Enter the Labyrinth looks at the history of the labyrinth starting with modern ideas and practices and goes back to its origins. "Labyrinths predate Christianity by over 1,000 years according to an article posted on the Web site of Grace Cathedral in San Francisco "Pathfinders: Walking Medieval Labyrinths in a Modern World." And the purpose of this article is to make Christians aware that Labyrinths are not in any shape or form a Christian practice."

I found this statement interesting, "What are Labyrinths used for; the explanations come from those using it. The Rev. Sarah Bentley of New Life Institute, a center for counseling, education and spiritual growth related to the Austin-area United Methodist churches, said she introduces labyrinths to people as a form of meditation. They are training the participant in a walking meditation."  What is most interesting is that this pastor comes from a United Methodist Church... um... yeah, that's the denomination I belong to.  What?

What I really liked in this article is the biblical base the author used to refute the use of the labyrinth. Colossians 2: 8 says "See to it that no one takes you captive through philosophy and empty deceit, according to human tradition, according to the basic principles of the world, and not according to Christ." Several other verses are mentioned as well. Matthew 6:6, Matthew 7:13, and 2 Timothy 3: 16.

In conclusion, the author says, "There is no basis for those who practice Biblical Christianity to embrace the labyrinth as an acceptable tool for meditation and prayer. It is inherently New Age, let them have it."

The easiest article I came across to read was at Got Questions?.org  Like the other sites I'd read, it summarized the history of the labyrinth.  It states that the Labyrinth is neither biblical nor Christian.  It concludes the article with a list of reasons why we shouldn't use the labyrinth.
1) God seeks those who will worship Him in spirit and in truth (John 4:24; Philippians 3:3; Psalm 29:2). Proponents of prayer labyrinths speak of "body worship" and the goal to employ all five senses in worship. But body worship is not a biblical concept. We live by faith, not by sight, and worship is not a sensuous, physical activity; worship is a matter of the heart, expressed in praise and service to God. For the New Testament believer, worship has nothing to do with external trappings such as lighting candles, kneeling at an altar, or walking in circles.

2) Prayer is not to become ritualistic (Matthew 6:5-8 ). Dr. Artress says that "ritual feeds the soul" and recommends repeated, regular trips through the labyrinth. If ritual were truly food for the soul, then the Pharisees of Jesus' day should have been the best-fed souls alive-after all, their religious system abounded in ritual and tradition. Yet Jesus rebuked them on more than one occasion for the deadness and hypocrisy of their religion (Matthew 15:3; Mark 7:6-13).

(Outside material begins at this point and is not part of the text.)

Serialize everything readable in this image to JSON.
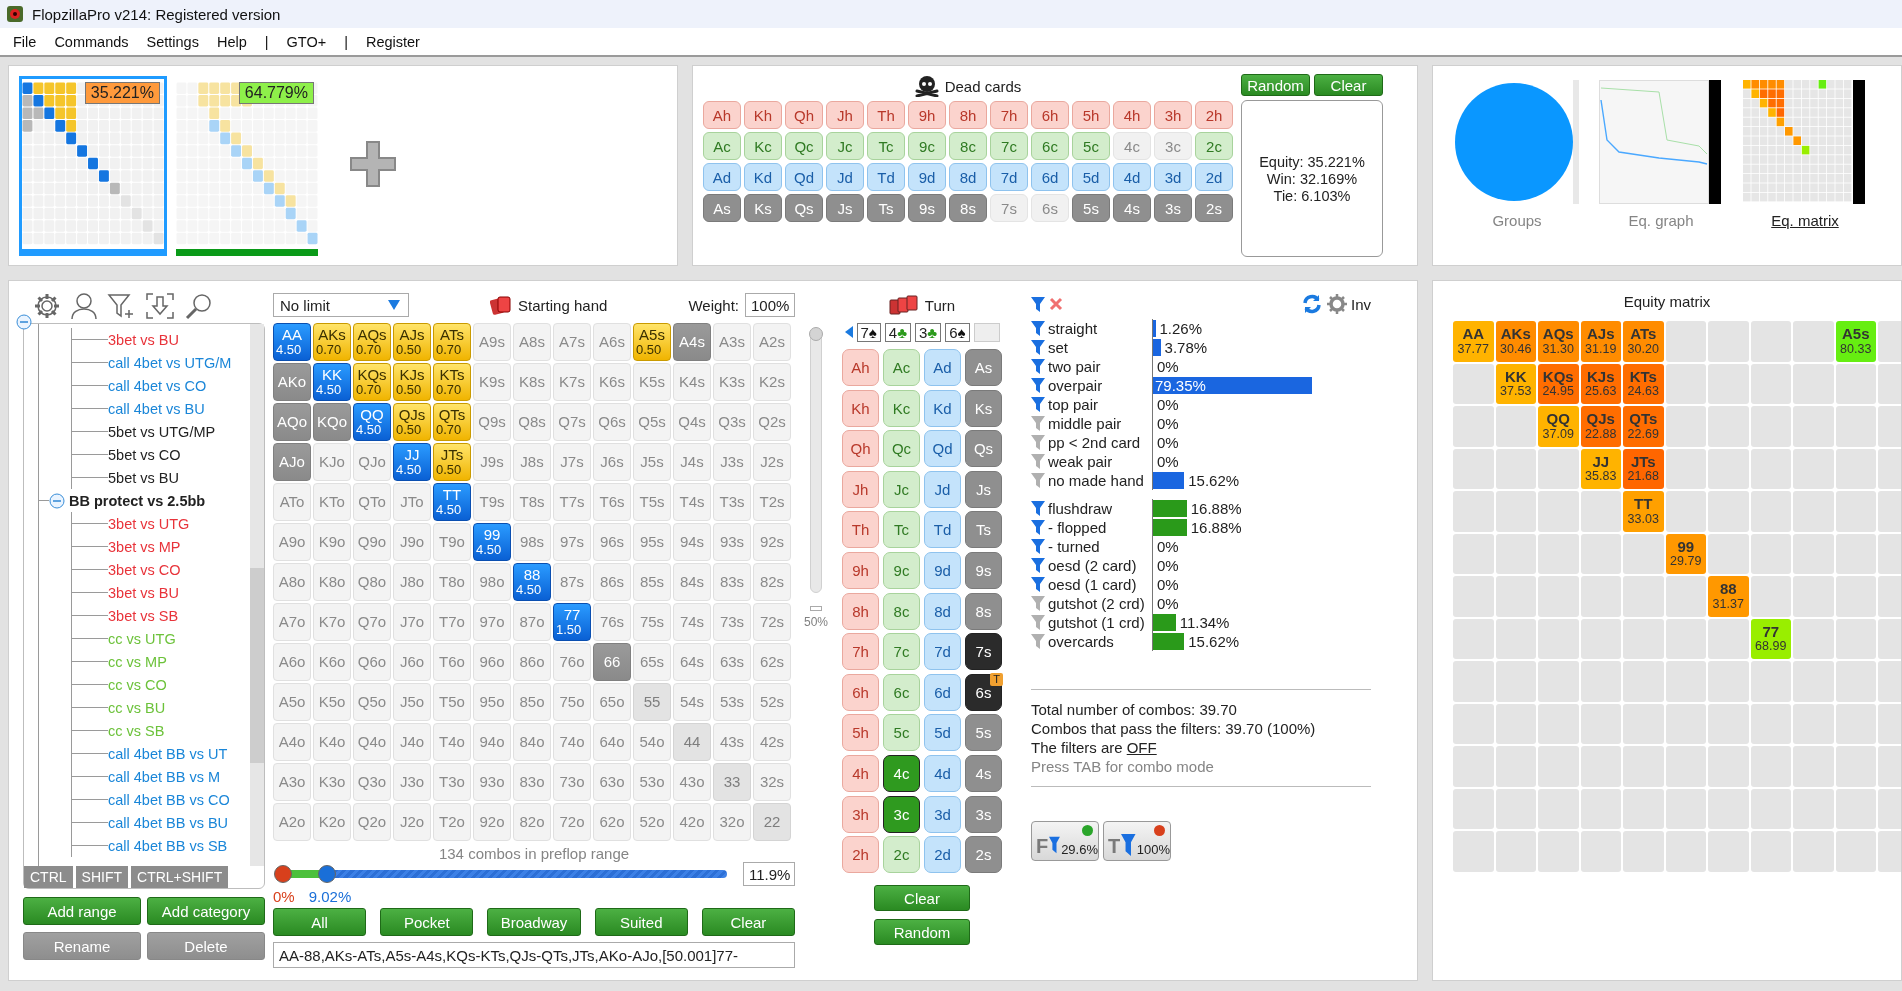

3) Every believer has the mind of Christ (1 Corinthians 2:16). Many who walk prayer labyrinths are seeking special insight, new revelation, or a discovery of "the God who's within" (Dr. Artress, op cit.). Such an emphasis on mysticism and esoteric knowledge comes dangerously close to Gnosticism and New Age thinking. The Christian has no need of mystical experience or extra-biblical revelation: "You have an anointing from the Holy One, and all of you know the truth" (1 John 2:20).

4) God is near to all those who call upon Him in truth (Psalm 145:18; Acts 17:27). No ritual, including walking a labyrinth, can bring anyone any closer to God. Jesus is the way (John 14:6). Repentance and faith are what is required (Acts 20:21).

5) The Bible is sufficient to make the Christian holy, wise, and completely proficient for his work in this world (2 Timothy 3:15-17). To say that, in order to find real power, we must add mysticism or tradition to the Bible is to denigrate God's Word and the Spirit's work through it.

What I have drawn in my own conclusion is that the Labyrinth is there to honor the feminine, the goddess, and I don't worship the goddess.  This is stated in all four of the articles I read.  I feel rather strongly about this subject.  All that said, I look forward to seeing any comments that any of you have about this.  I willing to entertain the idea that I may be a conservative ninny myself.  Please, this is all I have on prayer labyrinths.  Educate me.